TASK DETAILS
With the images removed, return every line below exactly as it reads.
(TASK DATA begins)
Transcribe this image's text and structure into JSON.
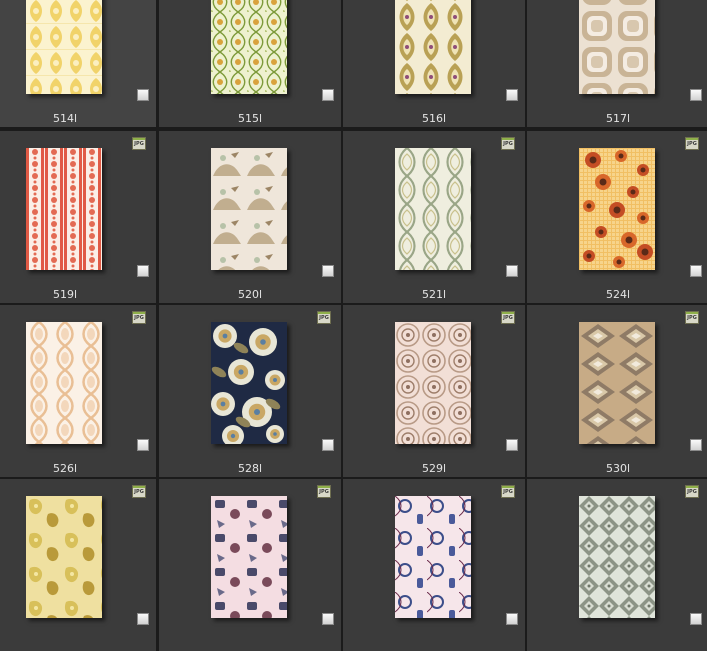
{
  "items": [
    {
      "label": "514l",
      "badge": "",
      "pattern": "damask-yellow"
    },
    {
      "label": "515l",
      "badge": "",
      "pattern": "ogee-green"
    },
    {
      "label": "516l",
      "badge": "",
      "pattern": "damask-olive"
    },
    {
      "label": "517l",
      "badge": "",
      "pattern": "retro-squares-beige"
    },
    {
      "label": "519l",
      "badge": "JPG",
      "pattern": "stripes-red"
    },
    {
      "label": "520l",
      "badge": "",
      "pattern": "toile-beige"
    },
    {
      "label": "521l",
      "badge": "JPG",
      "pattern": "trellis-sage"
    },
    {
      "label": "524l",
      "badge": "JPG",
      "pattern": "flowers-orange"
    },
    {
      "label": "526l",
      "badge": "JPG",
      "pattern": "ogee-peach"
    },
    {
      "label": "528l",
      "badge": "JPG",
      "pattern": "floral-navy"
    },
    {
      "label": "529l",
      "badge": "JPG",
      "pattern": "medallion-pink"
    },
    {
      "label": "530l",
      "badge": "JPG",
      "pattern": "diamond-taupe"
    },
    {
      "label": "",
      "badge": "JPG",
      "pattern": "floral-mustard"
    },
    {
      "label": "",
      "badge": "JPG",
      "pattern": "chinoiserie-pink"
    },
    {
      "label": "",
      "badge": "JPG",
      "pattern": "chinoiserie-blue"
    },
    {
      "label": "",
      "badge": "JPG",
      "pattern": "lattice-grey"
    }
  ]
}
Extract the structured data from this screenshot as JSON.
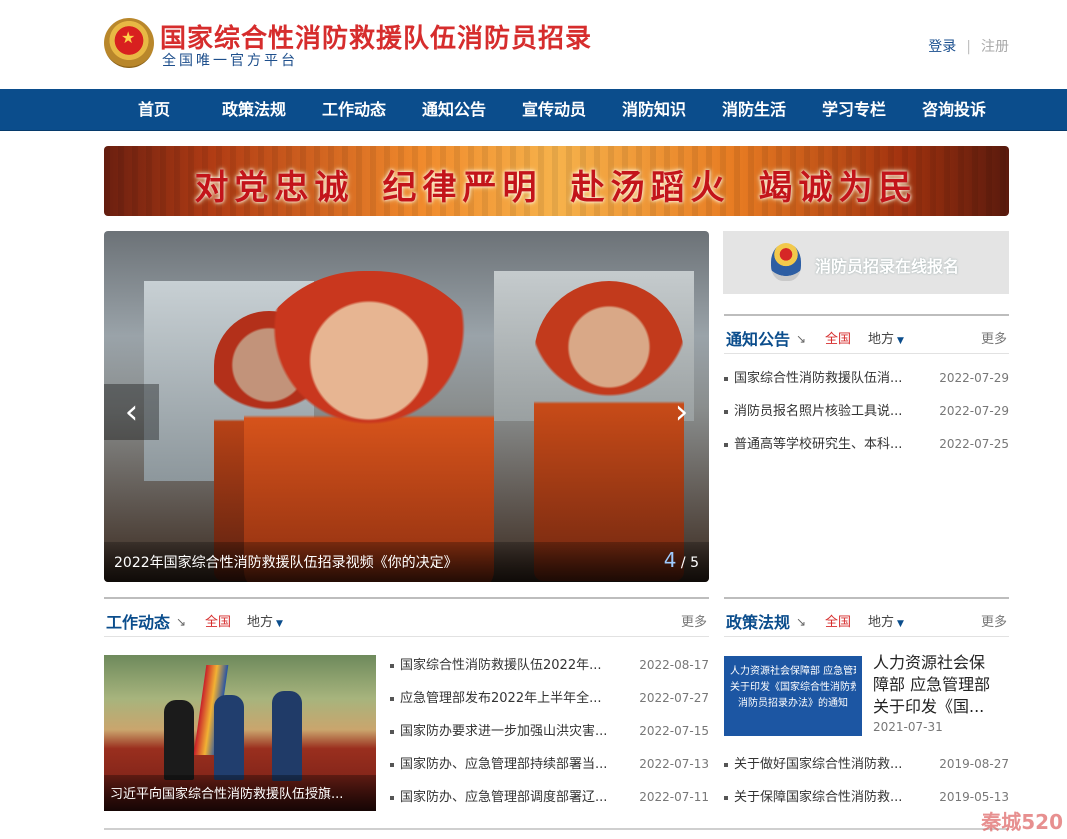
{
  "header": {
    "title": "国家综合性消防救援队伍消防员招录",
    "subtitle": "全国唯一官方平台",
    "login": "登录",
    "separator": "|",
    "register": "注册"
  },
  "nav": {
    "items": [
      "首页",
      "政策法规",
      "工作动态",
      "通知公告",
      "宣传动员",
      "消防知识",
      "消防生活",
      "学习专栏",
      "咨询投诉"
    ]
  },
  "banner": {
    "phrases": [
      "对党忠诚",
      "纪律严明",
      "赴汤蹈火",
      "竭诚为民"
    ]
  },
  "slider": {
    "caption": "2022年国家综合性消防救援队伍招录视频《你的决定》",
    "current": "4",
    "separator": "/",
    "total": "5",
    "prev_glyph": "‹",
    "next_glyph": "›"
  },
  "signup": {
    "label": "消防员招录在线报名"
  },
  "notice": {
    "title": "通知公告",
    "corner": "↘",
    "tab_all": "全国",
    "tab_local": "地方",
    "more": "更多",
    "items": [
      {
        "title": "国家综合性消防救援队伍消...",
        "date": "2022-07-29"
      },
      {
        "title": "消防员报名照片核验工具说...",
        "date": "2022-07-29"
      },
      {
        "title": "普通高等学校研究生、本科...",
        "date": "2022-07-25"
      }
    ]
  },
  "work": {
    "title": "工作动态",
    "corner": "↘",
    "tab_all": "全国",
    "tab_local": "地方",
    "more": "更多",
    "photo_caption": "习近平向国家综合性消防救援队伍授旗...",
    "items": [
      {
        "title": "国家综合性消防救援队伍2022年...",
        "date": "2022-08-17"
      },
      {
        "title": "应急管理部发布2022年上半年全...",
        "date": "2022-07-27"
      },
      {
        "title": "国家防办要求进一步加强山洪灾害...",
        "date": "2022-07-15"
      },
      {
        "title": "国家防办、应急管理部持续部署当...",
        "date": "2022-07-13"
      },
      {
        "title": "国家防办、应急管理部调度部署辽...",
        "date": "2022-07-11"
      }
    ]
  },
  "policy": {
    "title": "政策法规",
    "corner": "↘",
    "tab_all": "全国",
    "tab_local": "地方",
    "more": "更多",
    "card_lines": [
      "人力资源社会保障部 应急管理部",
      "关于印发《国家综合性消防救援队伍",
      "消防员招录办法》的通知"
    ],
    "featured_title": "人力资源社会保障部 应急管理部关于印发《国...",
    "featured_date": "2021-07-31",
    "items": [
      {
        "title": "关于做好国家综合性消防救...",
        "date": "2019-08-27"
      },
      {
        "title": "关于保障国家综合性消防救...",
        "date": "2019-05-13"
      }
    ]
  },
  "watermark": "秦城520"
}
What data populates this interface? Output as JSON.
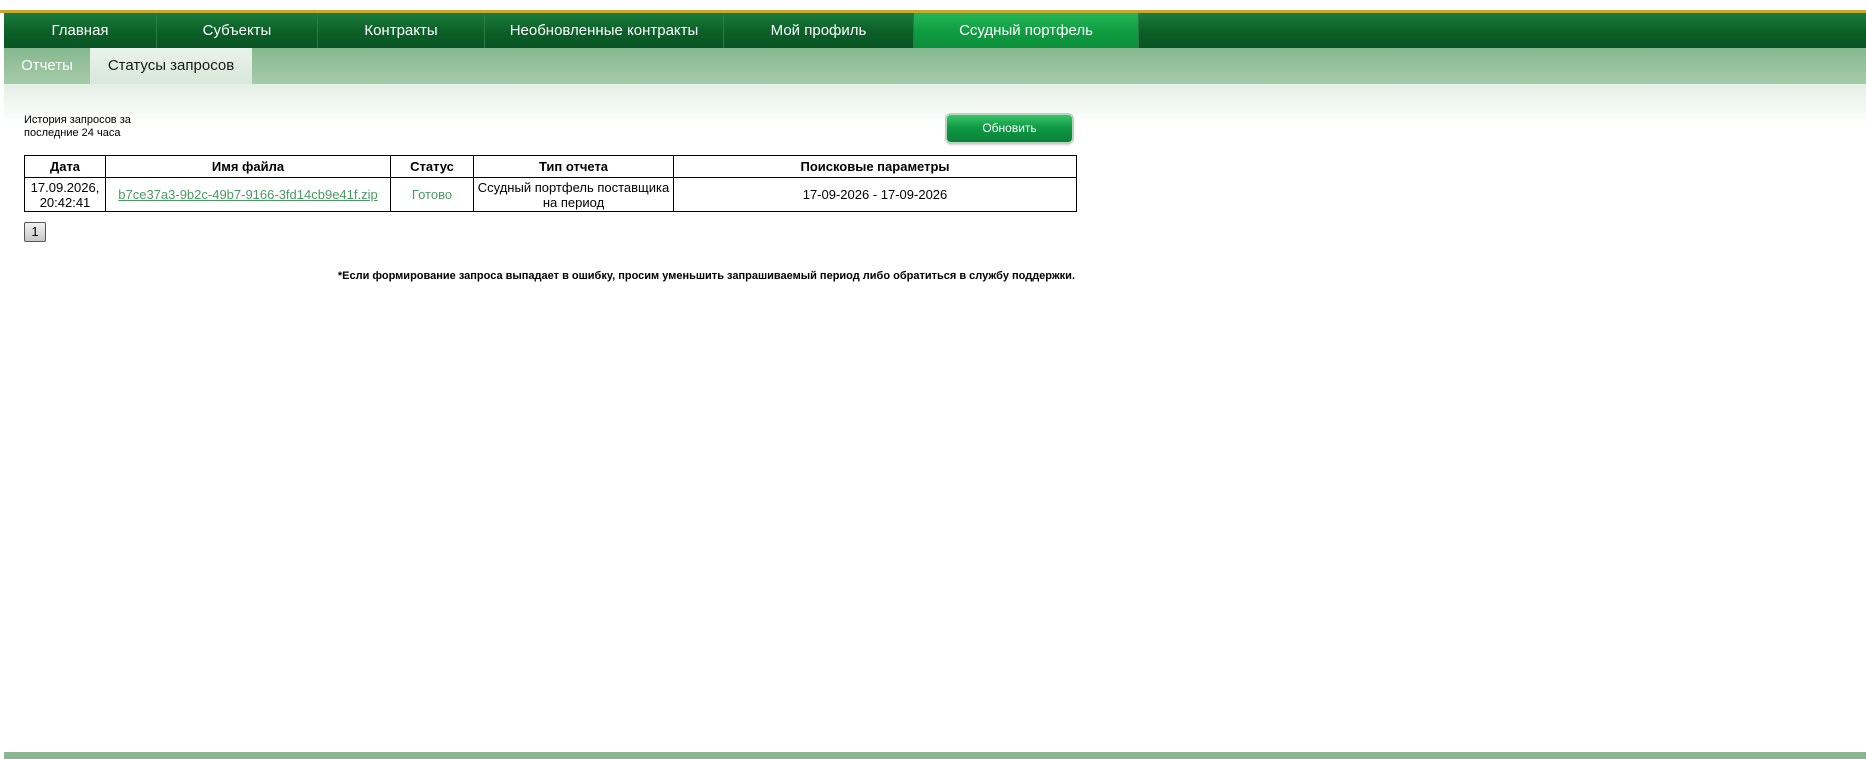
{
  "main_nav": {
    "items": [
      {
        "label": "Главная"
      },
      {
        "label": "Субъекты"
      },
      {
        "label": "Контракты"
      },
      {
        "label": "Необновленные контракты"
      },
      {
        "label": "Мой профиль"
      },
      {
        "label": "Ссудный портфель"
      }
    ],
    "active": "Ссудный портфель"
  },
  "sub_nav": {
    "tabs": [
      {
        "label": "Отчеты"
      },
      {
        "label": "Статусы запросов"
      }
    ],
    "active": "Статусы запросов"
  },
  "history_label": "История запросов за последние 24 часа",
  "refresh_button": "Обновить",
  "table": {
    "columns": [
      "Дата",
      "Имя файла",
      "Статус",
      "Тип отчета",
      "Поисковые параметры"
    ],
    "rows": [
      {
        "date": "17.09.2026, 20:42:41",
        "file": "b7ce37a3-9b2c-49b7-9166-3fd14cb9e41f.zip",
        "status": "Готово",
        "report_type": "Ссудный портфель поставщика на период",
        "params": "17-09-2026 - 17-09-2026"
      }
    ]
  },
  "pagination": {
    "current_page": "1"
  },
  "footnote": "*Если формирование запроса выпадает в ошибку, просим уменьшить запрашиваемый период либо обратиться в службу поддержки.",
  "colors": {
    "nav_dark_green": "#0b5f27",
    "nav_active_green": "#0e9a40",
    "subnav_green": "#86b88f",
    "link_green": "#4a9a62",
    "gold_line": "#c9a832"
  }
}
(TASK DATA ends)
RESPONSE BOX
Transcribe this image's text and structure into JSON.
{
  "items": [
    {
      "label": "514l",
      "badge": "",
      "pattern": "damask-yellow"
    },
    {
      "label": "515l",
      "badge": "",
      "pattern": "ogee-green"
    },
    {
      "label": "516l",
      "badge": "",
      "pattern": "damask-olive"
    },
    {
      "label": "517l",
      "badge": "",
      "pattern": "retro-squares-beige"
    },
    {
      "label": "519l",
      "badge": "JPG",
      "pattern": "stripes-red"
    },
    {
      "label": "520l",
      "badge": "",
      "pattern": "toile-beige"
    },
    {
      "label": "521l",
      "badge": "JPG",
      "pattern": "trellis-sage"
    },
    {
      "label": "524l",
      "badge": "JPG",
      "pattern": "flowers-orange"
    },
    {
      "label": "526l",
      "badge": "JPG",
      "pattern": "ogee-peach"
    },
    {
      "label": "528l",
      "badge": "JPG",
      "pattern": "floral-navy"
    },
    {
      "label": "529l",
      "badge": "JPG",
      "pattern": "medallion-pink"
    },
    {
      "label": "530l",
      "badge": "JPG",
      "pattern": "diamond-taupe"
    },
    {
      "label": "",
      "badge": "JPG",
      "pattern": "floral-mustard"
    },
    {
      "label": "",
      "badge": "JPG",
      "pattern": "chinoiserie-pink"
    },
    {
      "label": "",
      "badge": "JPG",
      "pattern": "chinoiserie-blue"
    },
    {
      "label": "",
      "badge": "JPG",
      "pattern": "lattice-grey"
    }
  ]
}
Extract the structured data from this screenshot as JSON.
{
  "header": {
    "title": "国家综合性消防救援队伍消防员招录",
    "subtitle": "全国唯一官方平台",
    "login": "登录",
    "separator": "|",
    "register": "注册"
  },
  "nav": {
    "items": [
      "首页",
      "政策法规",
      "工作动态",
      "通知公告",
      "宣传动员",
      "消防知识",
      "消防生活",
      "学习专栏",
      "咨询投诉"
    ]
  },
  "banner": {
    "phrases": [
      "对党忠诚",
      "纪律严明",
      "赴汤蹈火",
      "竭诚为民"
    ]
  },
  "slider": {
    "caption": "2022年国家综合性消防救援队伍招录视频《你的决定》",
    "current": "4",
    "separator": "/",
    "total": "5",
    "prev_glyph": "‹",
    "next_glyph": "›"
  },
  "signup": {
    "label": "消防员招录在线报名"
  },
  "notice": {
    "title": "通知公告",
    "corner": "↘",
    "tab_all": "全国",
    "tab_local": "地方",
    "more": "更多",
    "items": [
      {
        "title": "国家综合性消防救援队伍消...",
        "date": "2022-07-29"
      },
      {
        "title": "消防员报名照片核验工具说...",
        "date": "2022-07-29"
      },
      {
        "title": "普通高等学校研究生、本科...",
        "date": "2022-07-25"
      }
    ]
  },
  "work": {
    "title": "工作动态",
    "corner": "↘",
    "tab_all": "全国",
    "tab_local": "地方",
    "more": "更多",
    "photo_caption": "习近平向国家综合性消防救援队伍授旗...",
    "items": [
      {
        "title": "国家综合性消防救援队伍2022年...",
        "date": "2022-08-17"
      },
      {
        "title": "应急管理部发布2022年上半年全...",
        "date": "2022-07-27"
      },
      {
        "title": "国家防办要求进一步加强山洪灾害...",
        "date": "2022-07-15"
      },
      {
        "title": "国家防办、应急管理部持续部署当...",
        "date": "2022-07-13"
      },
      {
        "title": "国家防办、应急管理部调度部署辽...",
        "date": "2022-07-11"
      }
    ]
  },
  "policy": {
    "title": "政策法规",
    "corner": "↘",
    "tab_all": "全国",
    "tab_local": "地方",
    "more": "更多",
    "card_lines": [
      "人力资源社会保障部 应急管理部",
      "关于印发《国家综合性消防救援队伍",
      "消防员招录办法》的通知"
    ],
    "featured_title": "人力资源社会保障部 应急管理部关于印发《国...",
    "featured_date": "2021-07-31",
    "items": [
      {
        "title": "关于做好国家综合性消防救...",
        "date": "2019-08-27"
      },
      {
        "title": "关于保障国家综合性消防救...",
        "date": "2019-05-13"
      }
    ]
  },
  "watermark": "秦城520"
}
What data populates this interface? Output as JSON.
{
  "main_nav": {
    "items": [
      {
        "label": "Главная"
      },
      {
        "label": "Субъекты"
      },
      {
        "label": "Контракты"
      },
      {
        "label": "Необновленные контракты"
      },
      {
        "label": "Мой профиль"
      },
      {
        "label": "Ссудный портфель"
      }
    ],
    "active": "Ссудный портфель"
  },
  "sub_nav": {
    "tabs": [
      {
        "label": "Отчеты"
      },
      {
        "label": "Статусы запросов"
      }
    ],
    "active": "Статусы запросов"
  },
  "history_label": "История запросов за последние 24 часа",
  "refresh_button": "Обновить",
  "table": {
    "columns": [
      "Дата",
      "Имя файла",
      "Статус",
      "Тип отчета",
      "Поисковые параметры"
    ],
    "rows": [
      {
        "date": "17.09.2026, 20:42:41",
        "file": "b7ce37a3-9b2c-49b7-9166-3fd14cb9e41f.zip",
        "status": "Готово",
        "report_type": "Ссудный портфель поставщика на период",
        "params": "17-09-2026 - 17-09-2026"
      }
    ]
  },
  "pagination": {
    "current_page": "1"
  },
  "footnote": "*Если формирование запроса выпадает в ошибку, просим уменьшить запрашиваемый период либо обратиться в службу поддержки.",
  "colors": {
    "nav_dark_green": "#0b5f27",
    "nav_active_green": "#0e9a40",
    "subnav_green": "#86b88f",
    "link_green": "#4a9a62",
    "gold_line": "#c9a832"
  }
}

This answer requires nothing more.